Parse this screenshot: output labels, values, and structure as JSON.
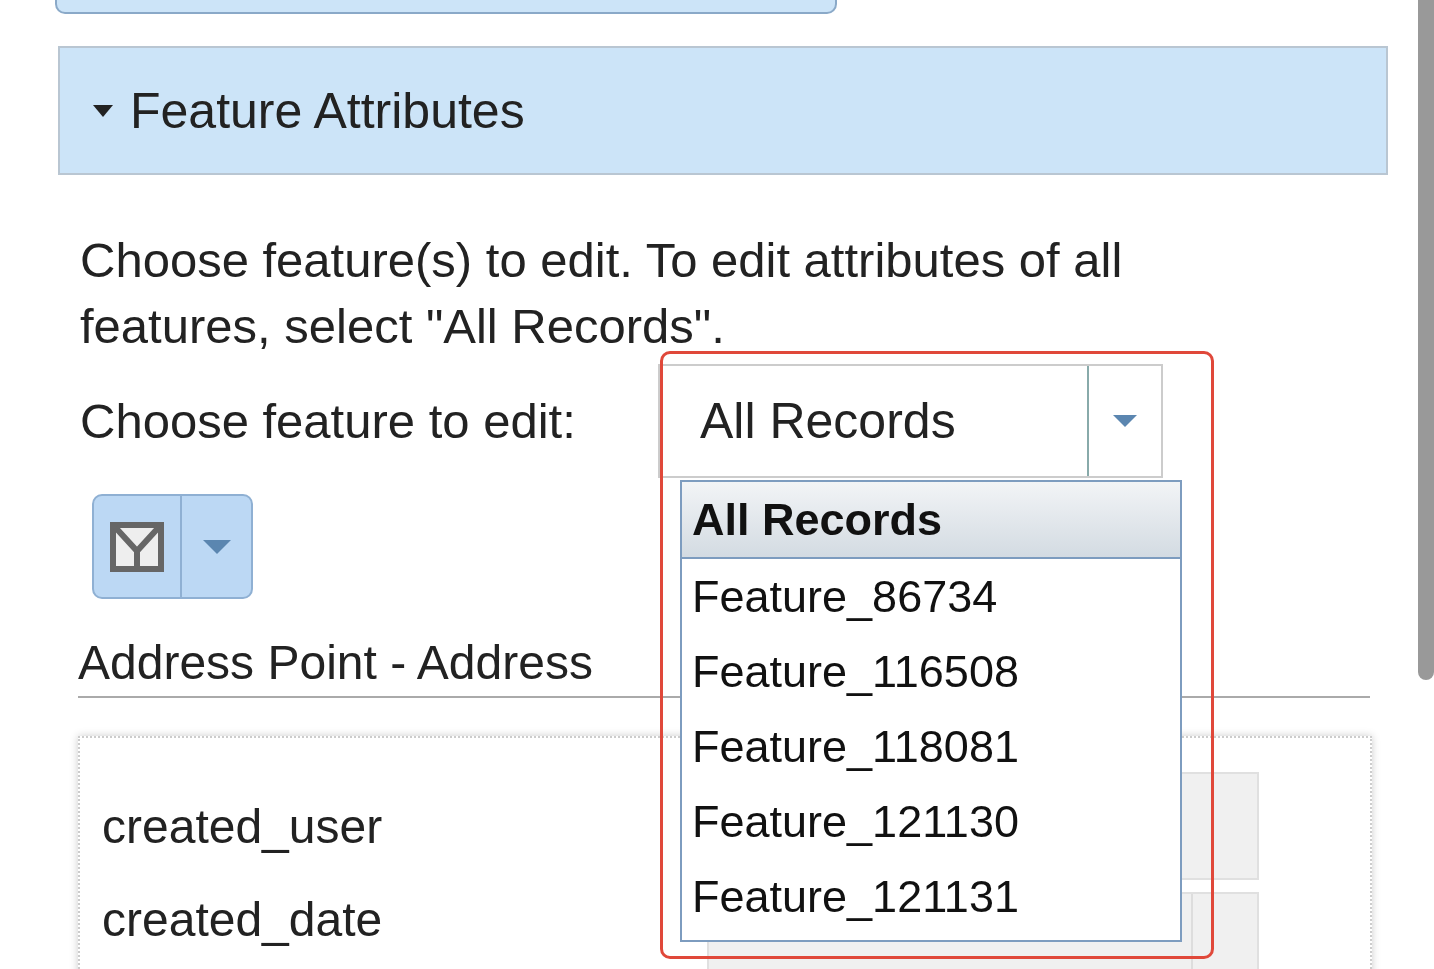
{
  "panel": {
    "title": "Feature Attributes",
    "expanded": true
  },
  "instructions": "Choose feature(s) to edit. To edit attributes of all features, select \"All Records\".",
  "feature_picker": {
    "label": "Choose feature to edit:",
    "value": "All Records",
    "open": true,
    "options": [
      {
        "label": "All Records",
        "selected": true
      },
      {
        "label": "Feature_86734",
        "selected": false
      },
      {
        "label": "Feature_116508",
        "selected": false
      },
      {
        "label": "Feature_118081",
        "selected": false
      },
      {
        "label": "Feature_121130",
        "selected": false
      },
      {
        "label": "Feature_121131",
        "selected": false
      }
    ]
  },
  "layer_heading": "Address Point - Address",
  "fields": [
    {
      "label": "created_user",
      "kind": "text"
    },
    {
      "label": "created_date",
      "kind": "date"
    }
  ]
}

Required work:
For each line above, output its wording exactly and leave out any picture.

Response:
Parse this screenshot: output labels, values, and structure as JSON.
{
  "panel": {
    "title": "Feature Attributes",
    "expanded": true
  },
  "instructions": "Choose feature(s) to edit. To edit attributes of all features, select \"All Records\".",
  "feature_picker": {
    "label": "Choose feature to edit:",
    "value": "All Records",
    "open": true,
    "options": [
      {
        "label": "All Records",
        "selected": true
      },
      {
        "label": "Feature_86734",
        "selected": false
      },
      {
        "label": "Feature_116508",
        "selected": false
      },
      {
        "label": "Feature_118081",
        "selected": false
      },
      {
        "label": "Feature_121130",
        "selected": false
      },
      {
        "label": "Feature_121131",
        "selected": false
      }
    ]
  },
  "layer_heading": "Address Point - Address",
  "fields": [
    {
      "label": "created_user",
      "kind": "text"
    },
    {
      "label": "created_date",
      "kind": "date"
    }
  ]
}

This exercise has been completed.